The Constitutional Convention Three-Fifths Compromise: every five enslaved people in a state would count as three free persons. Another compromise targeted the slave trade: – Congress would not ban the slave trade until 1808.
The Federalist Papers The Federalist Papers were a series of 85 articles supporting the ratification of the new United States Constitution. The articles were written by John Jay, James Madison, and Alexander Hamilton.
Federalist vs. Anti-federalist Federalist Favored a strong National government. Believed in a loose interpretation of the Constitution that resulted in a national government that was strong enough to do the will of the people George Washington, John Adams, and Alexander Hamilton were FederalistsAnti-federalist Favored a weak national government and strong state governments. They believed in a strict interpretation of the Constitution. Bill of Rights Demanded a Bill of Rights be added to the Constitution. Patrick Henry, Samuel Adams, and Thomas Paine were Anti-Federalists.
Federalists & Anti-Federalists Federalists Supported approval for the Constitution. Were well-organized and educated. Federalist Papers Used Federalist Papers to argue for ratification and gain public support. Anti-Federalists Against approving the Constitution. – Distrusted a government that removed power from control of the people. – Wanted more protection of personal liberties.

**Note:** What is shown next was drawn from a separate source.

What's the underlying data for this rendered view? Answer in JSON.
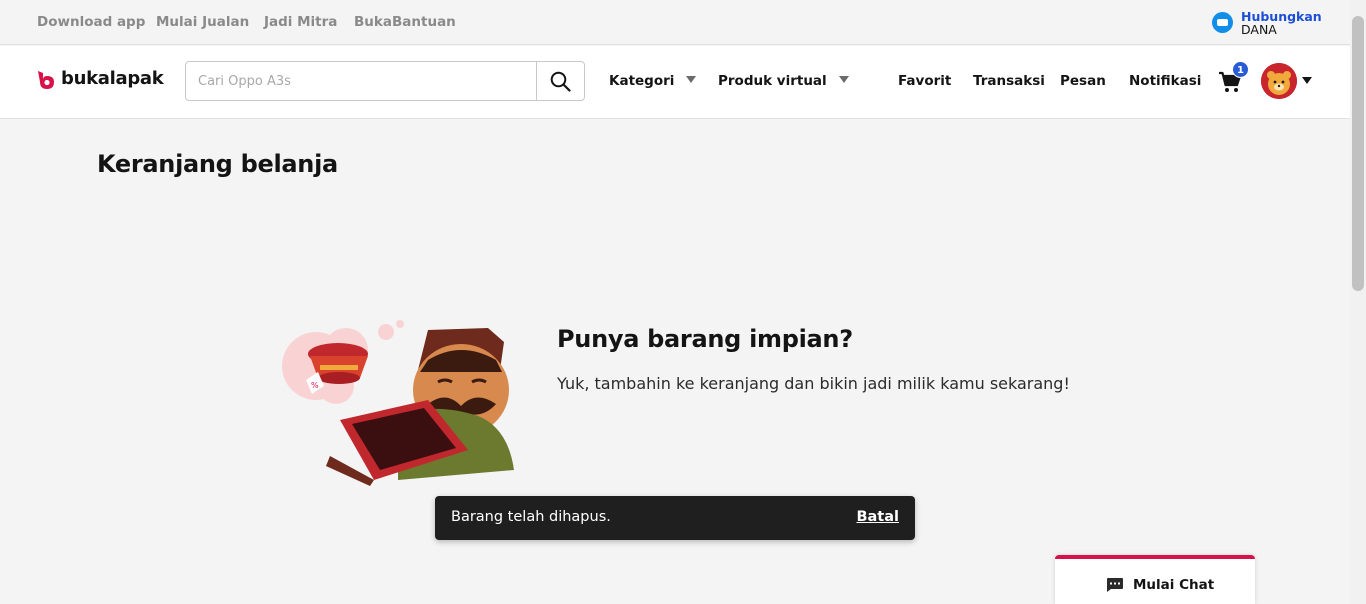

Bill of Rights To win approval of the Constitution, the Federalists agreed to add a Bill of Rights to protect the people’s liberty. By 1788, all states except Rhode Island and North Carolina had ratified the Constitution. Nine states were all that were necessary for ratification All 13 states ratified the Constitution by 1790.